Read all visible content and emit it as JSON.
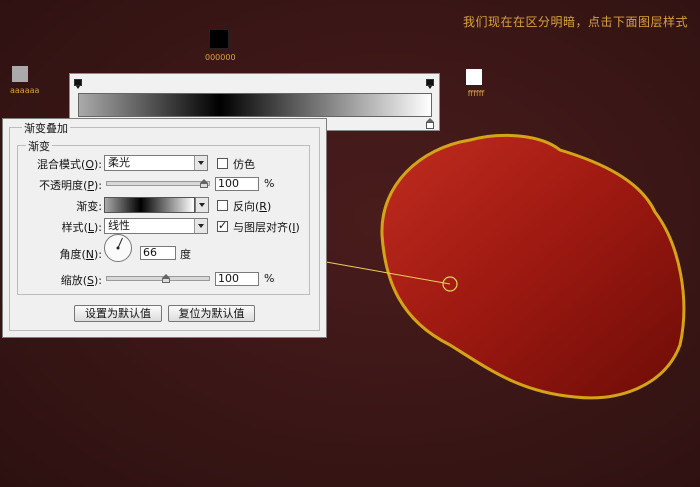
{
  "hint_text": "我们现在在区分明暗，点击下面图层样式",
  "swatches": [
    {
      "name": "black",
      "color": "#000000",
      "label": "000000"
    },
    {
      "name": "gray",
      "color": "#aaaaaa",
      "label": "aaaaaa"
    },
    {
      "name": "white",
      "color": "#ffffff",
      "label": "ffffff"
    }
  ],
  "gradient": {
    "stops": [
      "#aaaaaa",
      "#000000",
      "#ffffff"
    ]
  },
  "dialog": {
    "title": "渐变叠加",
    "group_title": "渐变",
    "blend_mode": {
      "label": "混合模式",
      "accel": "O",
      "value": "柔光"
    },
    "dither": {
      "label": "仿色",
      "checked": false
    },
    "opacity": {
      "label": "不透明度",
      "accel": "P",
      "value": "100",
      "unit": "%",
      "level": 100
    },
    "gradient_label": "渐变:",
    "reverse": {
      "label": "反向",
      "accel": "R",
      "checked": false
    },
    "style": {
      "label": "样式",
      "accel": "L",
      "value": "线性"
    },
    "align_layer": {
      "label": "与图层对齐",
      "accel": "I",
      "checked": true
    },
    "angle": {
      "label": "角度",
      "accel": "N",
      "value": "66",
      "unit": "度"
    },
    "scale": {
      "label": "缩放",
      "accel": "S",
      "value": "100",
      "unit": "%",
      "level": 100
    },
    "btn_default": "设置为默认值",
    "btn_reset": "复位为默认值"
  },
  "colors": {
    "hint": "#d9a23a",
    "shape_fill_light": "#b3241a",
    "shape_fill_dark": "#7a0d08",
    "shape_stroke": "#d4a418",
    "guide_line": "#e8d25a"
  }
}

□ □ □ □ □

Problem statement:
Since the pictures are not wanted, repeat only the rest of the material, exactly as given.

Output of the task:
Read all visible content and emit it as JSON.
{
  "hint_text": "我们现在在区分明暗，点击下面图层样式",
  "swatches": [
    {
      "name": "black",
      "color": "#000000",
      "label": "000000"
    },
    {
      "name": "gray",
      "color": "#aaaaaa",
      "label": "aaaaaa"
    },
    {
      "name": "white",
      "color": "#ffffff",
      "label": "ffffff"
    }
  ],
  "gradient": {
    "stops": [
      "#aaaaaa",
      "#000000",
      "#ffffff"
    ]
  },
  "dialog": {
    "title": "渐变叠加",
    "group_title": "渐变",
    "blend_mode": {
      "label": "混合模式",
      "accel": "O",
      "value": "柔光"
    },
    "dither": {
      "label": "仿色",
      "checked": false
    },
    "opacity": {
      "label": "不透明度",
      "accel": "P",
      "value": "100",
      "unit": "%",
      "level": 100
    },
    "gradient_label": "渐变:",
    "reverse": {
      "label": "反向",
      "accel": "R",
      "checked": false
    },
    "style": {
      "label": "样式",
      "accel": "L",
      "value": "线性"
    },
    "align_layer": {
      "label": "与图层对齐",
      "accel": "I",
      "checked": true
    },
    "angle": {
      "label": "角度",
      "accel": "N",
      "value": "66",
      "unit": "度"
    },
    "scale": {
      "label": "缩放",
      "accel": "S",
      "value": "100",
      "unit": "%",
      "level": 100
    },
    "btn_default": "设置为默认值",
    "btn_reset": "复位为默认值"
  },
  "colors": {
    "hint": "#d9a23a",
    "shape_fill_light": "#b3241a",
    "shape_fill_dark": "#7a0d08",
    "shape_stroke": "#d4a418",
    "guide_line": "#e8d25a"
  }
}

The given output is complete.